Copy out each line below exactly as written.

---------- Dataset extract ----------

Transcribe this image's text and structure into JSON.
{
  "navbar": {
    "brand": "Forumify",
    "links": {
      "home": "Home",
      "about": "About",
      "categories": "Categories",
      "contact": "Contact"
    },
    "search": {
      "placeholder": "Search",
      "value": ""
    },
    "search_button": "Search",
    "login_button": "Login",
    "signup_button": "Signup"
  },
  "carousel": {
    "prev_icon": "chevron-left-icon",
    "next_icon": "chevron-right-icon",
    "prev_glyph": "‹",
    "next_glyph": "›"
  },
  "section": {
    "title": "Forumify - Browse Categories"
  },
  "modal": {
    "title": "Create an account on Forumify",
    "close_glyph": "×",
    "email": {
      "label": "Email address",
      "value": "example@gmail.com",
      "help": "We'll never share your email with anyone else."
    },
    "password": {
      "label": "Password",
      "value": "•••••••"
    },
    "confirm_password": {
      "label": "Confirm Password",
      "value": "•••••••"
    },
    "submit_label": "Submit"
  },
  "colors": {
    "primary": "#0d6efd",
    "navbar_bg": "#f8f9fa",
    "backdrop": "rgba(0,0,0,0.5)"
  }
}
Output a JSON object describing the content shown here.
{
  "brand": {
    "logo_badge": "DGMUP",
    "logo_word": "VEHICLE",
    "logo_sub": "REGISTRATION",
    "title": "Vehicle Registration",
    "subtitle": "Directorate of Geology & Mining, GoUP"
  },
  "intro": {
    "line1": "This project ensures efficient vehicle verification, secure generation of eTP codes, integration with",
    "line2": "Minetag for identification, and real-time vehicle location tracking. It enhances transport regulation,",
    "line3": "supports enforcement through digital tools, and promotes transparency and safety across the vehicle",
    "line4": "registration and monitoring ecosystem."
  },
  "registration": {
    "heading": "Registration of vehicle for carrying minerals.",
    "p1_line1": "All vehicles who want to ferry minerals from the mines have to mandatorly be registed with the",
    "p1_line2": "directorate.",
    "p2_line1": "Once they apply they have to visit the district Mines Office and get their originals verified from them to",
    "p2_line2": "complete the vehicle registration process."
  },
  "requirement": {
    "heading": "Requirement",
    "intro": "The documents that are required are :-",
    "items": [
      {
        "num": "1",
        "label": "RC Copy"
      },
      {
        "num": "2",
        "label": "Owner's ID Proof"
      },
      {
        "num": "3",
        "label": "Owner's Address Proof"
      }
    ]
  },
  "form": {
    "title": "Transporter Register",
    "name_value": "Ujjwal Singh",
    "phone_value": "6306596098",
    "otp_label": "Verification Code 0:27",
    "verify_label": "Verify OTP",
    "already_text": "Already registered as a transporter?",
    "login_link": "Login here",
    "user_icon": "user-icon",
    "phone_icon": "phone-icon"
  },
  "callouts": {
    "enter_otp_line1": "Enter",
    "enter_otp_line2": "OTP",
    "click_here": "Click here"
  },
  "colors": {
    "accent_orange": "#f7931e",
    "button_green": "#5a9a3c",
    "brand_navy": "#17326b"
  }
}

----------

* Task solution *
Transcribe this image's text and structure into JSON.
{
  "navbar": {
    "brand": "Forumify",
    "links": {
      "home": "Home",
      "about": "About",
      "categories": "Categories",
      "contact": "Contact"
    },
    "search": {
      "placeholder": "Search",
      "value": ""
    },
    "search_button": "Search",
    "login_button": "Login",
    "signup_button": "Signup"
  },
  "carousel": {
    "prev_icon": "chevron-left-icon",
    "next_icon": "chevron-right-icon",
    "prev_glyph": "‹",
    "next_glyph": "›"
  },
  "section": {
    "title": "Forumify - Browse Categories"
  },
  "modal": {
    "title": "Create an account on Forumify",
    "close_glyph": "×",
    "email": {
      "label": "Email address",
      "value": "example@gmail.com",
      "help": "We'll never share your email with anyone else."
    },
    "password": {
      "label": "Password",
      "value": "•••••••"
    },
    "confirm_password": {
      "label": "Confirm Password",
      "value": "•••••••"
    },
    "submit_label": "Submit"
  },
  "colors": {
    "primary": "#0d6efd",
    "navbar_bg": "#f8f9fa",
    "backdrop": "rgba(0,0,0,0.5)"
  }
}
Output a JSON object describing the content shown here.
{
  "brand": {
    "logo_badge": "DGMUP",
    "logo_word": "VEHICLE",
    "logo_sub": "REGISTRATION",
    "title": "Vehicle Registration",
    "subtitle": "Directorate of Geology & Mining, GoUP"
  },
  "intro": {
    "line1": "This project ensures efficient vehicle verification, secure generation of eTP codes, integration with",
    "line2": "Minetag for identification, and real-time vehicle location tracking. It enhances transport regulation,",
    "line3": "supports enforcement through digital tools, and promotes transparency and safety across the vehicle",
    "line4": "registration and monitoring ecosystem."
  },
  "registration": {
    "heading": "Registration of vehicle for carrying minerals.",
    "p1_line1": "All vehicles who want to ferry minerals from the mines have to mandatorly be registed with the",
    "p1_line2": "directorate.",
    "p2_line1": "Once they apply they have to visit the district Mines Office and get their originals verified from them to",
    "p2_line2": "complete the vehicle registration process."
  },
  "requirement": {
    "heading": "Requirement",
    "intro": "The documents that are required are :-",
    "items": [
      {
        "num": "1",
        "label": "RC Copy"
      },
      {
        "num": "2",
        "label": "Owner's ID Proof"
      },
      {
        "num": "3",
        "label": "Owner's Address Proof"
      }
    ]
  },
  "form": {
    "title": "Transporter Register",
    "name_value": "Ujjwal Singh",
    "phone_value": "6306596098",
    "otp_label": "Verification Code 0:27",
    "verify_label": "Verify OTP",
    "already_text": "Already registered as a transporter?",
    "login_link": "Login here",
    "user_icon": "user-icon",
    "phone_icon": "phone-icon"
  },
  "callouts": {
    "enter_otp_line1": "Enter",
    "enter_otp_line2": "OTP",
    "click_here": "Click here"
  },
  "colors": {
    "accent_orange": "#f7931e",
    "button_green": "#5a9a3c",
    "brand_navy": "#17326b"
  }
}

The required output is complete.